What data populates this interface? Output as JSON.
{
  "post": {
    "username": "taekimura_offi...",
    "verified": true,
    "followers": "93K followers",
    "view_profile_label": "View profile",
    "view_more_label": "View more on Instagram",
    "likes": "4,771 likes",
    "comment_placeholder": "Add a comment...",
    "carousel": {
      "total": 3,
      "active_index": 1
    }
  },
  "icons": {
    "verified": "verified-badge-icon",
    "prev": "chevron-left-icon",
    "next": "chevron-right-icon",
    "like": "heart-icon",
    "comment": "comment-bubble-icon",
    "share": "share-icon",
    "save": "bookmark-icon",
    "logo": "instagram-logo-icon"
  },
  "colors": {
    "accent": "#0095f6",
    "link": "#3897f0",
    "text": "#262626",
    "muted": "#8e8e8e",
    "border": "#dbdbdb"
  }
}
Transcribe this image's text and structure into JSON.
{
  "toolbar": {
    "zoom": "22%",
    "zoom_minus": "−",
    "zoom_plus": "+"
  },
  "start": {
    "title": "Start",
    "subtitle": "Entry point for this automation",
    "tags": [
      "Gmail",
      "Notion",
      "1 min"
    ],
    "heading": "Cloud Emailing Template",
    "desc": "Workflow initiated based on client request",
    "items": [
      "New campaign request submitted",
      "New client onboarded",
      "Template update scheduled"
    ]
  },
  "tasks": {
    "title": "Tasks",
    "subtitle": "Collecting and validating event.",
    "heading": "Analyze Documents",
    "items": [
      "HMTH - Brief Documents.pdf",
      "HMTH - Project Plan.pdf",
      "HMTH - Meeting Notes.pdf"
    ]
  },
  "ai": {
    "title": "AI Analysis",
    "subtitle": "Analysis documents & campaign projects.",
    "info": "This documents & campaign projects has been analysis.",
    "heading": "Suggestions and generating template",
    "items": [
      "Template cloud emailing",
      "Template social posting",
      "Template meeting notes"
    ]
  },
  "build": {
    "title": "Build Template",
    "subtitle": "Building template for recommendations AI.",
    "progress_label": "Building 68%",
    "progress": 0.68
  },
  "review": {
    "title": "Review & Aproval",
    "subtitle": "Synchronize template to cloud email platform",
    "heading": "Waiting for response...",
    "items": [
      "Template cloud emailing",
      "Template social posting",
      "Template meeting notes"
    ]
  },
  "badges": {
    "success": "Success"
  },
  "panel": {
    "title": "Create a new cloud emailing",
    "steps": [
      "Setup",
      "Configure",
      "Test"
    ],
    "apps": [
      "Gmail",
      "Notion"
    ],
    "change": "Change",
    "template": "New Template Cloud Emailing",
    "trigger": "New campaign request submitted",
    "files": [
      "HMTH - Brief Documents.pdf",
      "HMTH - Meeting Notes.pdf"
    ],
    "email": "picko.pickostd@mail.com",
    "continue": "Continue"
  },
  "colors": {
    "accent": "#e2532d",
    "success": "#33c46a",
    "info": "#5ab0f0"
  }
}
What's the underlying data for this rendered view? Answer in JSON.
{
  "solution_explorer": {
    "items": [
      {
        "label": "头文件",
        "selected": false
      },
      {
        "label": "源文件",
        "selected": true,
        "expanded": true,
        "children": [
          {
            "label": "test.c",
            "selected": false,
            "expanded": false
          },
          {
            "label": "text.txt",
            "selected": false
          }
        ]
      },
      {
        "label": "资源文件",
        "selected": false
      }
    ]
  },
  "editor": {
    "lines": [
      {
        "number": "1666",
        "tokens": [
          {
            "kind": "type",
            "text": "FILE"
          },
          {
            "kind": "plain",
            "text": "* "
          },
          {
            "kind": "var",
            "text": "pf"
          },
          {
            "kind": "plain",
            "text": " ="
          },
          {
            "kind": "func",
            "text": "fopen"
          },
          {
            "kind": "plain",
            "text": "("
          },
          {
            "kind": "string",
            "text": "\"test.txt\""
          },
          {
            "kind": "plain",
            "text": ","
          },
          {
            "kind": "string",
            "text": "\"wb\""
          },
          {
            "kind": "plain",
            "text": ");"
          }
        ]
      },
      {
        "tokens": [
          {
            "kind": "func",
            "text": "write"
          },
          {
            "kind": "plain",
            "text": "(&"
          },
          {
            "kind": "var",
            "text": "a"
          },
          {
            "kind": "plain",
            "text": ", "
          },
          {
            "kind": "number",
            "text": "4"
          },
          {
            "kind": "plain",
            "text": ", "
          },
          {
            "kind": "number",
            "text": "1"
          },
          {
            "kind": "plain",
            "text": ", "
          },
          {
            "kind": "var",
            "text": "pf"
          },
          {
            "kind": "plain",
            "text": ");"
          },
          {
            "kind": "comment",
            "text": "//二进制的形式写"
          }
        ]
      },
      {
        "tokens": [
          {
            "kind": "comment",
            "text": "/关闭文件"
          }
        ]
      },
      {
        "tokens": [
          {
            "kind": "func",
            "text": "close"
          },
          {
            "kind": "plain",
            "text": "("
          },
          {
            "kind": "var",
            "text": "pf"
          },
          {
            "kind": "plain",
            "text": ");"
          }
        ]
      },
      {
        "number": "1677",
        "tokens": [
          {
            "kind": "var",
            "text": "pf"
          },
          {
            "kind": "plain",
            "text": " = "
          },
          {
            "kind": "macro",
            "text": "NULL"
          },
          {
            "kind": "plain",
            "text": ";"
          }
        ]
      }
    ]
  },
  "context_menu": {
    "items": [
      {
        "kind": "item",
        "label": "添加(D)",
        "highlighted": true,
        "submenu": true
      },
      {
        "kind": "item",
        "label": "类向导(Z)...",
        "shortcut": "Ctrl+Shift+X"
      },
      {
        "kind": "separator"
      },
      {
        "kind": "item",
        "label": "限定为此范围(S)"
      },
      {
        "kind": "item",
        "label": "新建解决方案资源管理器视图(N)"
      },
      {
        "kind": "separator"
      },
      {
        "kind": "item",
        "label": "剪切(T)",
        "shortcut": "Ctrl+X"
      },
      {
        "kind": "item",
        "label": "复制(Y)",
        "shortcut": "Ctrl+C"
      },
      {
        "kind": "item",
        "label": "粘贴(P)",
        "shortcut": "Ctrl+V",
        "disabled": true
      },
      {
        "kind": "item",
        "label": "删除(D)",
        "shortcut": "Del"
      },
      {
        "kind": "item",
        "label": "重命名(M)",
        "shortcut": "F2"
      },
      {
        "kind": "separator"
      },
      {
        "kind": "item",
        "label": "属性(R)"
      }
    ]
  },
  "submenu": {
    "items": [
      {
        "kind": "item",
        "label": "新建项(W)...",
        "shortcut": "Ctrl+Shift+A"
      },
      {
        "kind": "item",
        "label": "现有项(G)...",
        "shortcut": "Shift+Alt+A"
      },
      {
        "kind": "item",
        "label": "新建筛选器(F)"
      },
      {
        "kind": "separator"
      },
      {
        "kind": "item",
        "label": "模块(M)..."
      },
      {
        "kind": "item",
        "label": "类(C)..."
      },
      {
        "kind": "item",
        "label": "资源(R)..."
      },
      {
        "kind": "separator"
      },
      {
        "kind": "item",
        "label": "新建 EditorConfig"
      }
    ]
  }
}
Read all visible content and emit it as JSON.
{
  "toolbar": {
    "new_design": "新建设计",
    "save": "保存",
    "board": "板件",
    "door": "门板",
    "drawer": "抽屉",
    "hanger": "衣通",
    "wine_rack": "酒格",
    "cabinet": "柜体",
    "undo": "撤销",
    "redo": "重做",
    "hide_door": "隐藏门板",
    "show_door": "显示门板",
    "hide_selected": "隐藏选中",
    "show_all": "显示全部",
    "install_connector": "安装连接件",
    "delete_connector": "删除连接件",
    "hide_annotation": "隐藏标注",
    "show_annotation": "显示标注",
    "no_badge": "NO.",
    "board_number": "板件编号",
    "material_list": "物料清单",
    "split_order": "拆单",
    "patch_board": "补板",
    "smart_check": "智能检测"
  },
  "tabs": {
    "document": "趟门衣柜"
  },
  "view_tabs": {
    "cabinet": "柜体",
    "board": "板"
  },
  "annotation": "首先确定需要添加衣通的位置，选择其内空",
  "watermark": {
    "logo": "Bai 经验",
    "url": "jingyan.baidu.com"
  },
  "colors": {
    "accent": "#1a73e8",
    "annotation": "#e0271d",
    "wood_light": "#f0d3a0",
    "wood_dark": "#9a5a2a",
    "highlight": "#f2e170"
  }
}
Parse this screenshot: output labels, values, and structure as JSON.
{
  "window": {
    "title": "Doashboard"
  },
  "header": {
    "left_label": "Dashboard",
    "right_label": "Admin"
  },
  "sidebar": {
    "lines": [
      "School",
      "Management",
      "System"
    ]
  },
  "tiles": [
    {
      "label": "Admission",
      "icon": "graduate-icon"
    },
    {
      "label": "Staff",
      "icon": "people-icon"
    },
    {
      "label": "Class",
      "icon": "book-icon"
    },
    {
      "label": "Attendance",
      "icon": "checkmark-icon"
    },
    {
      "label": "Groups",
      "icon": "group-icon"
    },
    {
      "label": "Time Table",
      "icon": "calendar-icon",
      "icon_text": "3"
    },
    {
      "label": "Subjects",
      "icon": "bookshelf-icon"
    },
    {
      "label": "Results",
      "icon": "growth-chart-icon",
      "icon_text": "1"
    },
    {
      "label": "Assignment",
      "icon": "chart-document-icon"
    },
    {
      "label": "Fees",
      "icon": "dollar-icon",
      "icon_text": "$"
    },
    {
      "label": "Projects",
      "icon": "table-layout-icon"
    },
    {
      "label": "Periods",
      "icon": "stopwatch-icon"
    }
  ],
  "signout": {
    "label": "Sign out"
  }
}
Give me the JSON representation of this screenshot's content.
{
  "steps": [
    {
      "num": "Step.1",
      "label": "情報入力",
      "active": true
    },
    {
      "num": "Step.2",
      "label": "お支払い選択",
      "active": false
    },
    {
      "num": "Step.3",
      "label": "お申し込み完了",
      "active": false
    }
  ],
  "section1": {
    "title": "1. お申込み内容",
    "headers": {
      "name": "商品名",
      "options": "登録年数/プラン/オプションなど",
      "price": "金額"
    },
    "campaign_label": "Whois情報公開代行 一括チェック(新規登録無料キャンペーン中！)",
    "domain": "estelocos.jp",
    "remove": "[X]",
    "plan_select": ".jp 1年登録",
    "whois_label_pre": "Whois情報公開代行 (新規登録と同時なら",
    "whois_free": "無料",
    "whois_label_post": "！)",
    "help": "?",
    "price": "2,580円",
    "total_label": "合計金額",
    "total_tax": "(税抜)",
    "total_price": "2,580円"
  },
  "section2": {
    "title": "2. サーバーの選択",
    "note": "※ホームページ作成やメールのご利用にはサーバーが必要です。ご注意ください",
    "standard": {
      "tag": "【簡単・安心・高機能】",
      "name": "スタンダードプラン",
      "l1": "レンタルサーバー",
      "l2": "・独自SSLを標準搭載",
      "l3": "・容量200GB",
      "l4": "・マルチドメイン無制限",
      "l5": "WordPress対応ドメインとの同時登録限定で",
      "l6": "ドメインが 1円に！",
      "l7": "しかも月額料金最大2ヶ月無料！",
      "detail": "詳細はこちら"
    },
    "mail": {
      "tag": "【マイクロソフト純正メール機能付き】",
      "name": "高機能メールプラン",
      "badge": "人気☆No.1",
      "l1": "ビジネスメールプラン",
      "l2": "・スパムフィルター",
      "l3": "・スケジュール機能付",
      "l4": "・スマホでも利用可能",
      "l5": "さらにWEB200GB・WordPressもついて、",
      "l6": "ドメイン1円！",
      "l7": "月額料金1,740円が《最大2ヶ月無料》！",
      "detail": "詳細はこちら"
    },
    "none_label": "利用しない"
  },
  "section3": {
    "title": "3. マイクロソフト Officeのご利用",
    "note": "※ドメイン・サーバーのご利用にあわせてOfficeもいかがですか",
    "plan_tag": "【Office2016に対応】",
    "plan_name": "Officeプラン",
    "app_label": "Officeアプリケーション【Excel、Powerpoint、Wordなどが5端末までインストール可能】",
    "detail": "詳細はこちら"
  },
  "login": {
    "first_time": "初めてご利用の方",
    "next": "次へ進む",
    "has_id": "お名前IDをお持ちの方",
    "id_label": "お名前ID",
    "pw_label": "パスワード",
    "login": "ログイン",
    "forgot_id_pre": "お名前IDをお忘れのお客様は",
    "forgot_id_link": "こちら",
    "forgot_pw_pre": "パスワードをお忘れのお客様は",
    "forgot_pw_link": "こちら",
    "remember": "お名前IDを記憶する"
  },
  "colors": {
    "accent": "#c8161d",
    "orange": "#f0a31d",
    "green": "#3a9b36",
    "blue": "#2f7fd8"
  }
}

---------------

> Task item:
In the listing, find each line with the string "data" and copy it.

> Expected answer:
What data populates this interface? Output as JSON.
What's the underlying data for this rendered view? Answer in JSON.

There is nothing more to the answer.